Exercise brief -
Lines in the records below that contain the word "Heinz" must each be copied.

[Dataset rows describing interfaces]
Start of Block

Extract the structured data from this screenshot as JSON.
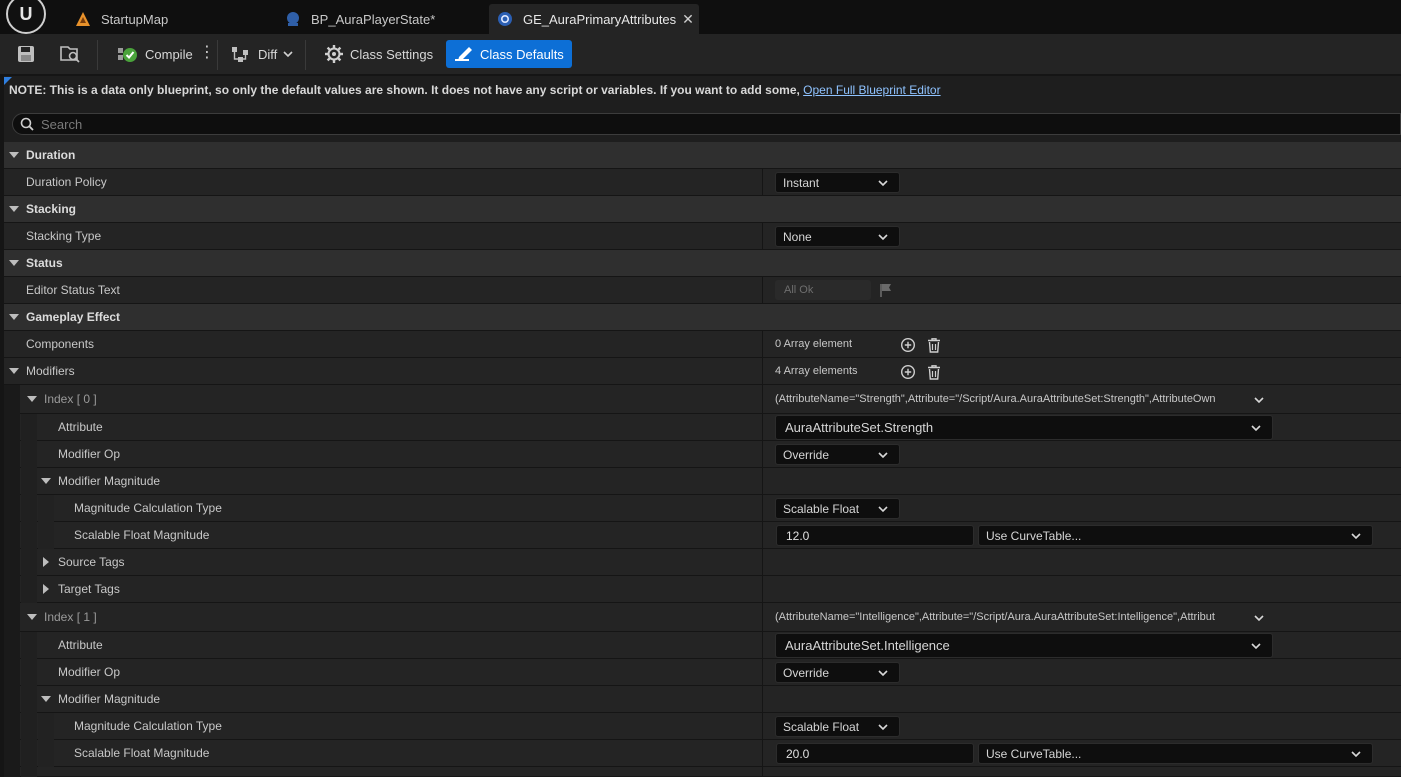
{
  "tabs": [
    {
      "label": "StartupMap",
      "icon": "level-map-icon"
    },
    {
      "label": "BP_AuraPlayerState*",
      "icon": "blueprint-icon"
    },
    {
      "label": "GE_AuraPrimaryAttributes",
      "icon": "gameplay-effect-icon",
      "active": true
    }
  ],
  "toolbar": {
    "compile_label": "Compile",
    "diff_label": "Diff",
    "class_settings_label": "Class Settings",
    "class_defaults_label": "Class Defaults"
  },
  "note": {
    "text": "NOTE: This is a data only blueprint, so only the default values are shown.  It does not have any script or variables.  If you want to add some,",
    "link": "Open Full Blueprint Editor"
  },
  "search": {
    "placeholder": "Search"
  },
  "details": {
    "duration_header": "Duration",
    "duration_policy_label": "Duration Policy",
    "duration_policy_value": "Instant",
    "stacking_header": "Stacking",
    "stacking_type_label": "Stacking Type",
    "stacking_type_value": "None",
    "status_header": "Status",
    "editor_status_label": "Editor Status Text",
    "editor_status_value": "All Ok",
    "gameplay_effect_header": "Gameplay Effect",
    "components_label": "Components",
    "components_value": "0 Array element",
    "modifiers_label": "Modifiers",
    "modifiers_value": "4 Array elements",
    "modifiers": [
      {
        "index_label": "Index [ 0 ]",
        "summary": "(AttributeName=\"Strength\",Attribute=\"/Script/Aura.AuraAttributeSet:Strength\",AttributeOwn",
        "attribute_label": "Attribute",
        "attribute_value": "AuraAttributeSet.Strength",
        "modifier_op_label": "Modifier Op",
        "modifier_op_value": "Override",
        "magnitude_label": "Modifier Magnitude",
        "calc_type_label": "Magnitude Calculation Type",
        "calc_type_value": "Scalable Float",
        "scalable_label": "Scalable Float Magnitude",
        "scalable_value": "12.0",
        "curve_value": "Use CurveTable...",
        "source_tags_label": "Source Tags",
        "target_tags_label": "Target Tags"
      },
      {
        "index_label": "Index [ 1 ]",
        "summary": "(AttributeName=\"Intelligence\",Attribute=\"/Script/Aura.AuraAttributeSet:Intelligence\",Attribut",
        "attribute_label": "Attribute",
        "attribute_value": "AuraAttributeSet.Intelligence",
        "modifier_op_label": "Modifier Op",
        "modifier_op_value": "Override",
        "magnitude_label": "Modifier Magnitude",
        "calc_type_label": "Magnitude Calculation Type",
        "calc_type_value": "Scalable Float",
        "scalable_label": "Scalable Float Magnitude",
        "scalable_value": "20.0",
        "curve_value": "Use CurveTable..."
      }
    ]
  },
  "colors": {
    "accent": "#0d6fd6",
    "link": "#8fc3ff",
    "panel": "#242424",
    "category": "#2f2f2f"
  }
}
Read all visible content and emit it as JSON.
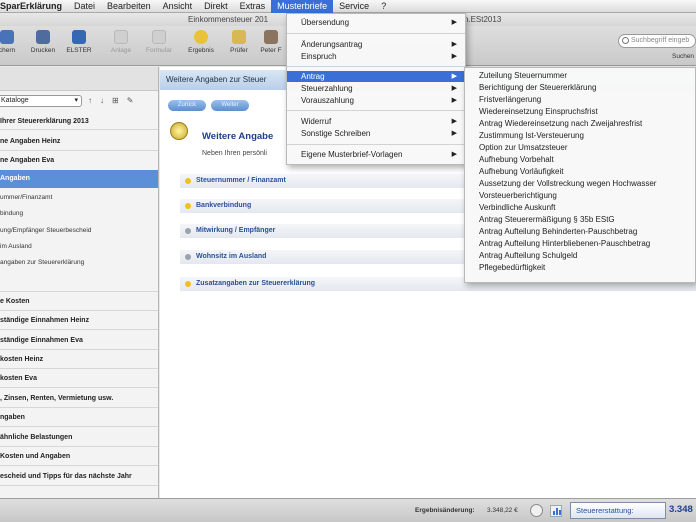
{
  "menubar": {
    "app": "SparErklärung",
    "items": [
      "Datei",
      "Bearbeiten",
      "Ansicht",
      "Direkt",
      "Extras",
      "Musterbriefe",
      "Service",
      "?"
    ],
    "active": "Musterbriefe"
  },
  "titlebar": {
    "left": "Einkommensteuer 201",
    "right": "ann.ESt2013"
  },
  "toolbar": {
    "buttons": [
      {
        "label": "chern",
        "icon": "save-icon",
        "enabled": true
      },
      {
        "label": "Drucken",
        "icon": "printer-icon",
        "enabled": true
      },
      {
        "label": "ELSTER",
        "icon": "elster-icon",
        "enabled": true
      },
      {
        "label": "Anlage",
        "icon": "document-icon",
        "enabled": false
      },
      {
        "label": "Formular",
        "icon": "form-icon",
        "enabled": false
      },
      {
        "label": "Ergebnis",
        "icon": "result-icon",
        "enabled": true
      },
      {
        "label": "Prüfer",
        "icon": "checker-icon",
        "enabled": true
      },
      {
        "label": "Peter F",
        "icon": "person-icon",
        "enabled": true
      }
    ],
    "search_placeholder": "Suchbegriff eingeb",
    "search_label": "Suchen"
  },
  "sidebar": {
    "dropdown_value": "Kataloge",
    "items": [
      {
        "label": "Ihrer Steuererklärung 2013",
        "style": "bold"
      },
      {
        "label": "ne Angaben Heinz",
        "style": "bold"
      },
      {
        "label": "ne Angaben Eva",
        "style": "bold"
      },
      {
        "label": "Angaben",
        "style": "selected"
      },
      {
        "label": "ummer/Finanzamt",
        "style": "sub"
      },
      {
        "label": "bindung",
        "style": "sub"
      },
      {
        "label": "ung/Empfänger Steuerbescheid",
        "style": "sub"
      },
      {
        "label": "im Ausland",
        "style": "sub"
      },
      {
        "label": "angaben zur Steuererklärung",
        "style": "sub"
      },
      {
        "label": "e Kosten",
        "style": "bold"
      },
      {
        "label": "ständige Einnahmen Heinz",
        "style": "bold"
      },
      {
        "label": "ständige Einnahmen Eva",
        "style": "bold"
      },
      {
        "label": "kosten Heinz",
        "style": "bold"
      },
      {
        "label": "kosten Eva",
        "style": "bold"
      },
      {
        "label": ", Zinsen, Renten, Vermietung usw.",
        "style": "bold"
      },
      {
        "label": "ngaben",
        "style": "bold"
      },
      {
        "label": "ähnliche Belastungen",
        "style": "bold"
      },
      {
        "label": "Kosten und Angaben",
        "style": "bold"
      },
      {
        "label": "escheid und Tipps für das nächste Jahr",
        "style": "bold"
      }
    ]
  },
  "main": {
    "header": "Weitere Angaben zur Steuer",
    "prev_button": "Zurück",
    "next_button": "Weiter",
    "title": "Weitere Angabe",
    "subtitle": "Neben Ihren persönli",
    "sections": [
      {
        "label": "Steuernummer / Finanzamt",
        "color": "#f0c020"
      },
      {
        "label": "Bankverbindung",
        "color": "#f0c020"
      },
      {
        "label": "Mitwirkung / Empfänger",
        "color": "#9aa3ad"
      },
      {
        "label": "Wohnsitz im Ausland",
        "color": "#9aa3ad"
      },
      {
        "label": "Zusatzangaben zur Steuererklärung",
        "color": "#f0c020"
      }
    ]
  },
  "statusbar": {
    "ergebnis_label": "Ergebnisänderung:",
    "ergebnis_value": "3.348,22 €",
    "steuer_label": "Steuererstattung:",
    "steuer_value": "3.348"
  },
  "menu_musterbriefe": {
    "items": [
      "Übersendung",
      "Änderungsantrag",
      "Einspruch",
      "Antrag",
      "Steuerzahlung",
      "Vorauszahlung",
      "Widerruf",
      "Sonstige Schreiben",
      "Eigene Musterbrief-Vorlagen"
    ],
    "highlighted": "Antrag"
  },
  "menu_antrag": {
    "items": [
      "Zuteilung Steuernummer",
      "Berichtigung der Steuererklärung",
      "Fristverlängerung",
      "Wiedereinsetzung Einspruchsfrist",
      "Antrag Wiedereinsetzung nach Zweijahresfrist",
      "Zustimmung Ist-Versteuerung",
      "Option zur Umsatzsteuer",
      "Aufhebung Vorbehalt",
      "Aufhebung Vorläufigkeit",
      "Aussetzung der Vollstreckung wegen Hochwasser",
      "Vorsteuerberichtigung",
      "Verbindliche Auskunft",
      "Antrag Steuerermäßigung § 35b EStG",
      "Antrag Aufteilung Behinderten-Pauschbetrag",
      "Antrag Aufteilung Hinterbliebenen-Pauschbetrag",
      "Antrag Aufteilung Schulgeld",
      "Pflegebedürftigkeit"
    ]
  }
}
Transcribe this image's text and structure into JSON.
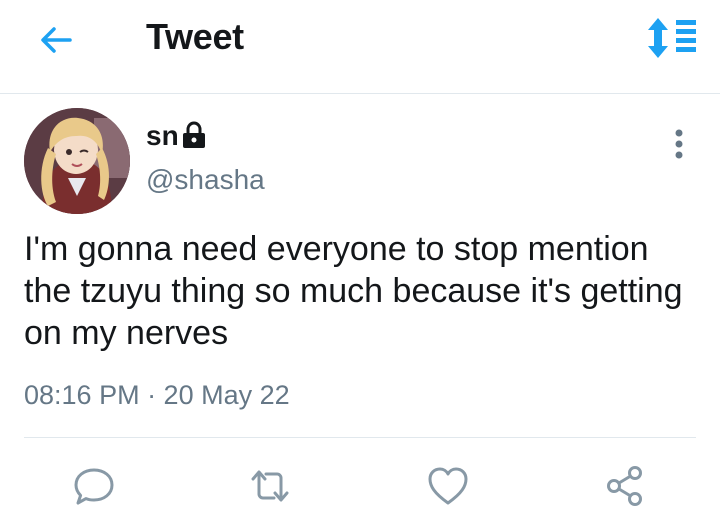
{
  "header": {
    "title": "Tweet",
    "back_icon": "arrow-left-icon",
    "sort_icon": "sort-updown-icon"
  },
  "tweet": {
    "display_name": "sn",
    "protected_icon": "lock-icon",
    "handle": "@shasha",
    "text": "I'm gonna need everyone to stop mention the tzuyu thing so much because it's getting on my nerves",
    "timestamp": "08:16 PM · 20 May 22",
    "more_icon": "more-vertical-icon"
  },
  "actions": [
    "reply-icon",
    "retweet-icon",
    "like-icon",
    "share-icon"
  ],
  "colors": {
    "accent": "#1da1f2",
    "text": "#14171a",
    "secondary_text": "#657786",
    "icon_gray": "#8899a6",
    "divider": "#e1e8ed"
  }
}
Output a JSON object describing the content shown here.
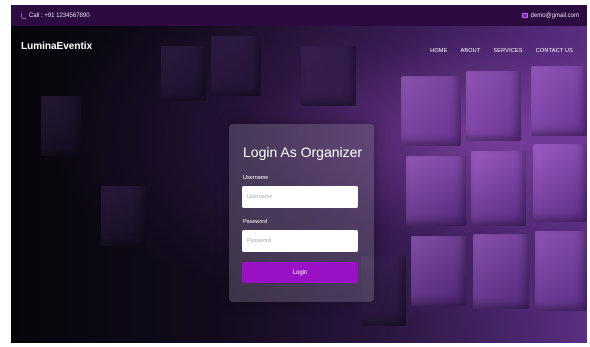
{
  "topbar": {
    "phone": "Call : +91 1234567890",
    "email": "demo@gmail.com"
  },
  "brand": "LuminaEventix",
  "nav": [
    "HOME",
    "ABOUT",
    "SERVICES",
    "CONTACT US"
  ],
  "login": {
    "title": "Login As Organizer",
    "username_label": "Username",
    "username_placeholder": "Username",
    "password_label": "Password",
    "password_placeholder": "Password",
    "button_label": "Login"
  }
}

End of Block

Solution -
        "label": "ne Angaben Heinz",
        "label": "ständige Einnahmen Heinz",
        "label": "kosten Heinz",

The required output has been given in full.